How to complete this task
Extract the full listing verbatim and drop any pictures from your copy.

┌────────

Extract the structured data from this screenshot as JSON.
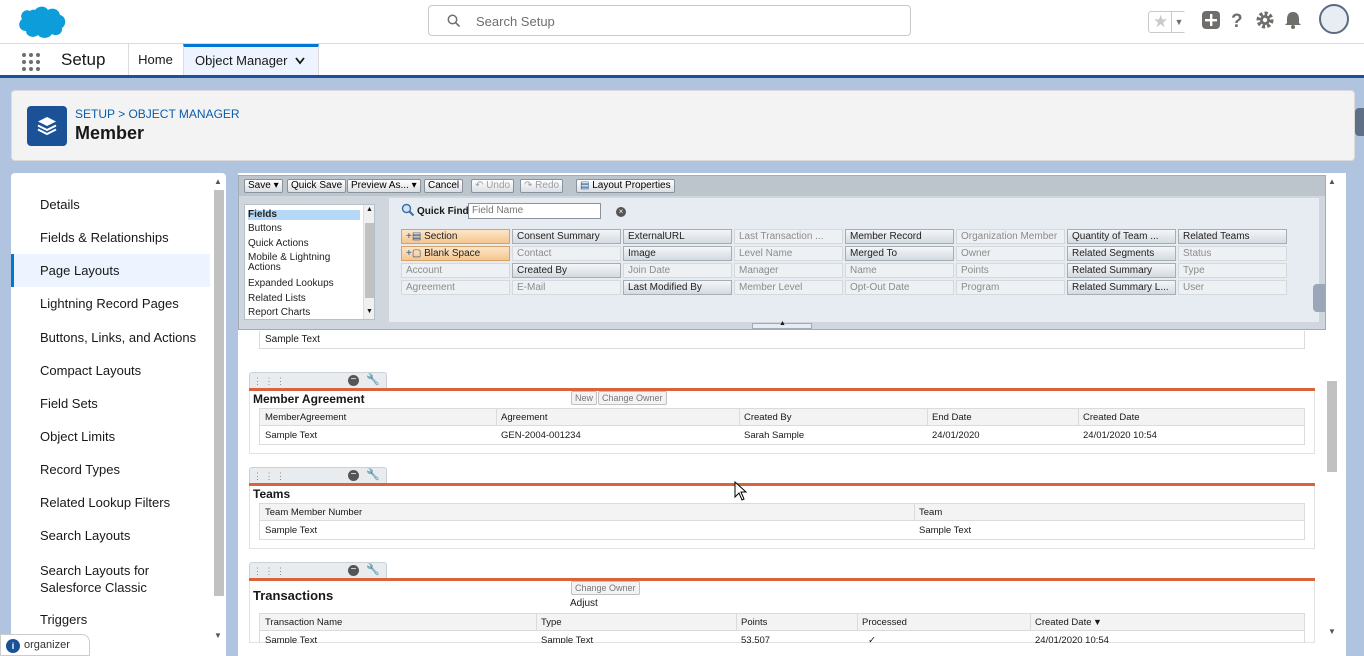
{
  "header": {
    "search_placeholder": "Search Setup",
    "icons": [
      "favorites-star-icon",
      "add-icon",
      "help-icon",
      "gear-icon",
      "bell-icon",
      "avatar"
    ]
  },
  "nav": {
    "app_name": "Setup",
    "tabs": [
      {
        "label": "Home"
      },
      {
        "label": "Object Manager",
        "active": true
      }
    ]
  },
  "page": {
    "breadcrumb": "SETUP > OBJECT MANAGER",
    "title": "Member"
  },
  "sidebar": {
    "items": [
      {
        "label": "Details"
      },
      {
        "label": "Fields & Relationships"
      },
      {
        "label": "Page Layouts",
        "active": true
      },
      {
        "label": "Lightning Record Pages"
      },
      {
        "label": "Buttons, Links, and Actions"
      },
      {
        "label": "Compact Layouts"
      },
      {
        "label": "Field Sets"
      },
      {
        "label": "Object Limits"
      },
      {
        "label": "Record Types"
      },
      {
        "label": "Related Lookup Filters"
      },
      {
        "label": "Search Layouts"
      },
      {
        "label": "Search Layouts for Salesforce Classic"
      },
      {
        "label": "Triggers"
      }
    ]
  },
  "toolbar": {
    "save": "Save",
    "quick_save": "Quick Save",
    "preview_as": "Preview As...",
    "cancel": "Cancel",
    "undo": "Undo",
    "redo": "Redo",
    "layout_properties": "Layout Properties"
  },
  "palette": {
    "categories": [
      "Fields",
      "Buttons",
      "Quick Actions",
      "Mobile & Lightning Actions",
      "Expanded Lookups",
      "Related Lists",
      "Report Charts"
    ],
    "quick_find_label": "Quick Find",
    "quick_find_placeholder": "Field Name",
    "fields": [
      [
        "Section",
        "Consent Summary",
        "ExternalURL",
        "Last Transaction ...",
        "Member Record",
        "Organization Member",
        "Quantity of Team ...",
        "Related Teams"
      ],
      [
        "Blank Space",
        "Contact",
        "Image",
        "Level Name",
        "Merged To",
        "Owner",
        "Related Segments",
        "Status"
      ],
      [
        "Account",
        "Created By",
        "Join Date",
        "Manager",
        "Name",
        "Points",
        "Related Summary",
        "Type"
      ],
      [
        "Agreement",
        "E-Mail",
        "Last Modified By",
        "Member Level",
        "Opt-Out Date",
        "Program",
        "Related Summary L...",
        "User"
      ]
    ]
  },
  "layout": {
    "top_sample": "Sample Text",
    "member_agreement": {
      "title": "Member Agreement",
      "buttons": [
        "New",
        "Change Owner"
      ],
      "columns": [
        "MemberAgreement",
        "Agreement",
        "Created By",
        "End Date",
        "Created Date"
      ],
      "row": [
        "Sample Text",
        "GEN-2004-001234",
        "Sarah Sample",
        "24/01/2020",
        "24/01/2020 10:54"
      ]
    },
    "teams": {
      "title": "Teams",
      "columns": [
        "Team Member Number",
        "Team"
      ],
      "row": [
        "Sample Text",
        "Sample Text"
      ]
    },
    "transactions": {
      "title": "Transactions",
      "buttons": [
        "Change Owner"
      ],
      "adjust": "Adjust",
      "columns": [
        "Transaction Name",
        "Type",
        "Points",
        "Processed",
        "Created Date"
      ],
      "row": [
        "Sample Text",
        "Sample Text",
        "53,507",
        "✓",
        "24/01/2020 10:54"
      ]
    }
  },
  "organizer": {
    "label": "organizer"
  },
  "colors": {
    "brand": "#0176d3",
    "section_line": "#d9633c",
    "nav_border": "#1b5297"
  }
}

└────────

Solution to this task
Extract the structured data from this screenshot as JSON.
{
  "header": {
    "search_placeholder": "Search Setup",
    "icons": [
      "favorites-star-icon",
      "add-icon",
      "help-icon",
      "gear-icon",
      "bell-icon",
      "avatar"
    ]
  },
  "nav": {
    "app_name": "Setup",
    "tabs": [
      {
        "label": "Home"
      },
      {
        "label": "Object Manager",
        "active": true
      }
    ]
  },
  "page": {
    "breadcrumb": "SETUP > OBJECT MANAGER",
    "title": "Member"
  },
  "sidebar": {
    "items": [
      {
        "label": "Details"
      },
      {
        "label": "Fields & Relationships"
      },
      {
        "label": "Page Layouts",
        "active": true
      },
      {
        "label": "Lightning Record Pages"
      },
      {
        "label": "Buttons, Links, and Actions"
      },
      {
        "label": "Compact Layouts"
      },
      {
        "label": "Field Sets"
      },
      {
        "label": "Object Limits"
      },
      {
        "label": "Record Types"
      },
      {
        "label": "Related Lookup Filters"
      },
      {
        "label": "Search Layouts"
      },
      {
        "label": "Search Layouts for Salesforce Classic"
      },
      {
        "label": "Triggers"
      }
    ]
  },
  "toolbar": {
    "save": "Save",
    "quick_save": "Quick Save",
    "preview_as": "Preview As...",
    "cancel": "Cancel",
    "undo": "Undo",
    "redo": "Redo",
    "layout_properties": "Layout Properties"
  },
  "palette": {
    "categories": [
      "Fields",
      "Buttons",
      "Quick Actions",
      "Mobile & Lightning Actions",
      "Expanded Lookups",
      "Related Lists",
      "Report Charts"
    ],
    "quick_find_label": "Quick Find",
    "quick_find_placeholder": "Field Name",
    "fields": [
      [
        "Section",
        "Consent Summary",
        "ExternalURL",
        "Last Transaction ...",
        "Member Record",
        "Organization Member",
        "Quantity of Team ...",
        "Related Teams"
      ],
      [
        "Blank Space",
        "Contact",
        "Image",
        "Level Name",
        "Merged To",
        "Owner",
        "Related Segments",
        "Status"
      ],
      [
        "Account",
        "Created By",
        "Join Date",
        "Manager",
        "Name",
        "Points",
        "Related Summary",
        "Type"
      ],
      [
        "Agreement",
        "E-Mail",
        "Last Modified By",
        "Member Level",
        "Opt-Out Date",
        "Program",
        "Related Summary L...",
        "User"
      ]
    ]
  },
  "layout": {
    "top_sample": "Sample Text",
    "member_agreement": {
      "title": "Member Agreement",
      "buttons": [
        "New",
        "Change Owner"
      ],
      "columns": [
        "MemberAgreement",
        "Agreement",
        "Created By",
        "End Date",
        "Created Date"
      ],
      "row": [
        "Sample Text",
        "GEN-2004-001234",
        "Sarah Sample",
        "24/01/2020",
        "24/01/2020 10:54"
      ]
    },
    "teams": {
      "title": "Teams",
      "columns": [
        "Team Member Number",
        "Team"
      ],
      "row": [
        "Sample Text",
        "Sample Text"
      ]
    },
    "transactions": {
      "title": "Transactions",
      "buttons": [
        "Change Owner"
      ],
      "adjust": "Adjust",
      "columns": [
        "Transaction Name",
        "Type",
        "Points",
        "Processed",
        "Created Date"
      ],
      "row": [
        "Sample Text",
        "Sample Text",
        "53,507",
        "✓",
        "24/01/2020 10:54"
      ]
    }
  },
  "organizer": {
    "label": "organizer"
  },
  "colors": {
    "brand": "#0176d3",
    "section_line": "#d9633c",
    "nav_border": "#1b5297"
  }
}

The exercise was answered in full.